ACTIVITY
Copy out each line containing "stock" from the entries below.

RECORD SET
++++++

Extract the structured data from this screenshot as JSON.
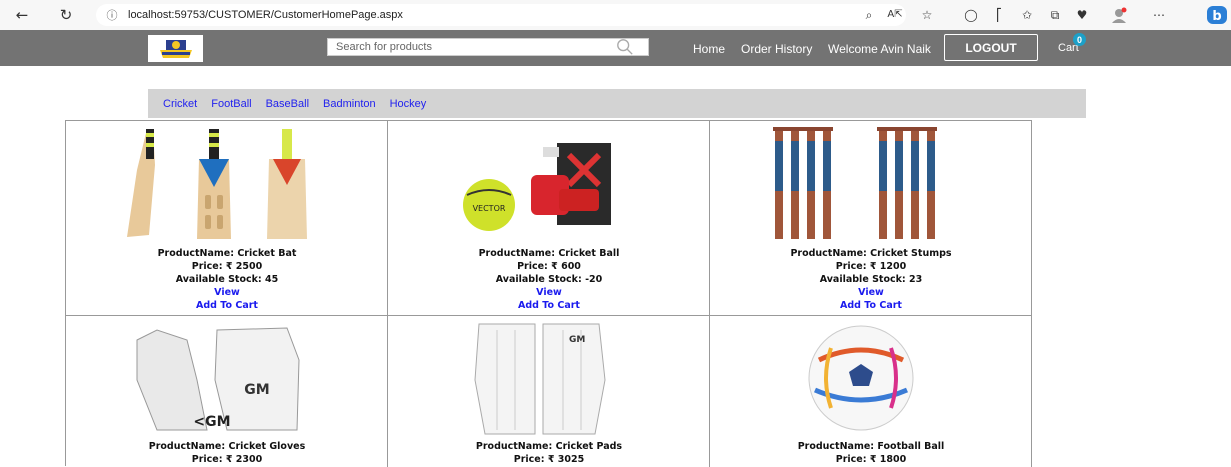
{
  "browser": {
    "url": "localhost:59753/CUSTOMER/CustomerHomePage.aspx",
    "icons": [
      "back-icon",
      "refresh-icon",
      "info-icon",
      "search-page-icon",
      "read-aloud-icon",
      "favorite-icon",
      "extensions-icon",
      "split-icon",
      "favorites-icon",
      "collections-icon",
      "browser-essentials-icon",
      "profile-icon",
      "more-icon",
      "bing-icon"
    ]
  },
  "header": {
    "search_placeholder": "Search for products",
    "home_label": "Home",
    "order_history_label": "Order History",
    "welcome_text": "Welcome Avin Naik",
    "logout_label": "LOGOUT",
    "cart_label": "Cart",
    "cart_count": "0"
  },
  "categories": [
    "Cricket",
    "FootBall",
    "BaseBall",
    "Badminton",
    "Hockey"
  ],
  "products": [
    {
      "name": "ProductName: Cricket Bat",
      "price": "Price: ₹ 2500",
      "stock": "Available Stock: 45",
      "view": "View",
      "add": "Add To Cart",
      "icon": "cricket-bat-image"
    },
    {
      "name": "ProductName: Cricket Ball",
      "price": "Price: ₹ 600",
      "stock": "Available Stock: -20",
      "view": "View",
      "add": "Add To Cart",
      "icon": "cricket-ball-image"
    },
    {
      "name": "ProductName: Cricket Stumps",
      "price": "Price: ₹ 1200",
      "stock": "Available Stock: 23",
      "view": "View",
      "add": "Add To Cart",
      "icon": "cricket-stumps-image"
    },
    {
      "name": "ProductName: Cricket Gloves",
      "price": "Price: ₹ 2300",
      "icon": "cricket-gloves-image"
    },
    {
      "name": "ProductName: Cricket Pads",
      "price": "Price: ₹ 3025",
      "icon": "cricket-pads-image"
    },
    {
      "name": "ProductName: Football Ball",
      "price": "Price: ₹ 1800",
      "icon": "football-image"
    }
  ],
  "colors": {
    "header_bg": "#737373",
    "category_bar_bg": "#d3d3d3",
    "link": "#1a1aee",
    "cart_badge": "#1ca0c8"
  }
}
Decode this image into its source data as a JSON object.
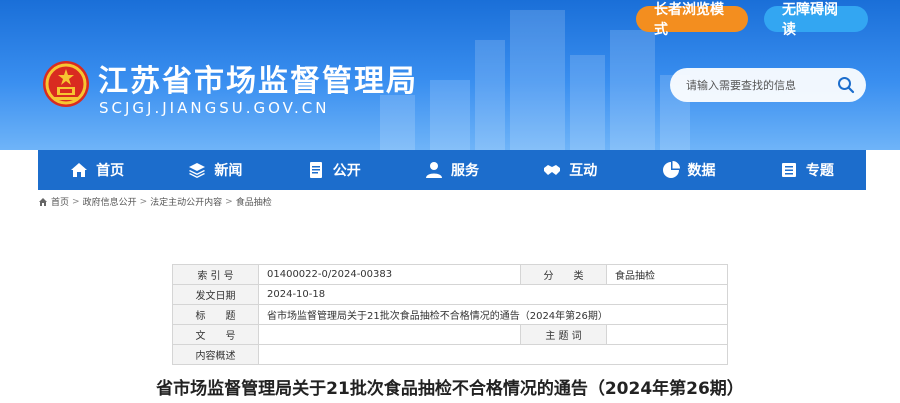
{
  "top_buttons": {
    "elder_mode": "长者浏览模式",
    "accessible": "无障碍阅读"
  },
  "site": {
    "title": "江苏省市场监督管理局",
    "domain": "SCJGJ.JIANGSU.GOV.CN"
  },
  "search": {
    "placeholder": "请输入需要查找的信息"
  },
  "nav": {
    "items": [
      {
        "label": "首页",
        "icon": "home-icon"
      },
      {
        "label": "新闻",
        "icon": "layers-icon"
      },
      {
        "label": "公开",
        "icon": "document-icon"
      },
      {
        "label": "服务",
        "icon": "user-icon"
      },
      {
        "label": "互动",
        "icon": "handshake-icon"
      },
      {
        "label": "数据",
        "icon": "pie-chart-icon"
      },
      {
        "label": "专题",
        "icon": "list-icon"
      }
    ]
  },
  "breadcrumb": {
    "items": [
      "首页",
      "政府信息公开",
      "法定主动公开内容",
      "食品抽检"
    ],
    "separator": ">"
  },
  "info_table": {
    "index_label": "索 引 号",
    "index_value": "01400022-0/2024-00383",
    "category_label": "分　　类",
    "category_value": "食品抽检",
    "date_label": "发文日期",
    "date_value": "2024-10-18",
    "title_label": "标　　题",
    "title_value": "省市场监督管理局关于21批次食品抽检不合格情况的通告（2024年第26期）",
    "docno_label": "文　　号",
    "docno_value": "",
    "subject_label": "主 题 词",
    "subject_value": "",
    "summary_label": "内容概述",
    "summary_value": ""
  },
  "article": {
    "title": "省市场监督管理局关于21批次食品抽检不合格情况的通告（2024年第26期）"
  },
  "colors": {
    "header_blue": "#1a6fd8",
    "nav_blue": "#1c6dcc",
    "elder_orange": "#f38e1f",
    "access_blue": "#33a6f2"
  }
}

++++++

OUTPUT OF THE EXERCISE
      "stock": "Available Stock: 45",
      "stock": "Available Stock: -20",
      "stock": "Available Stock: 23",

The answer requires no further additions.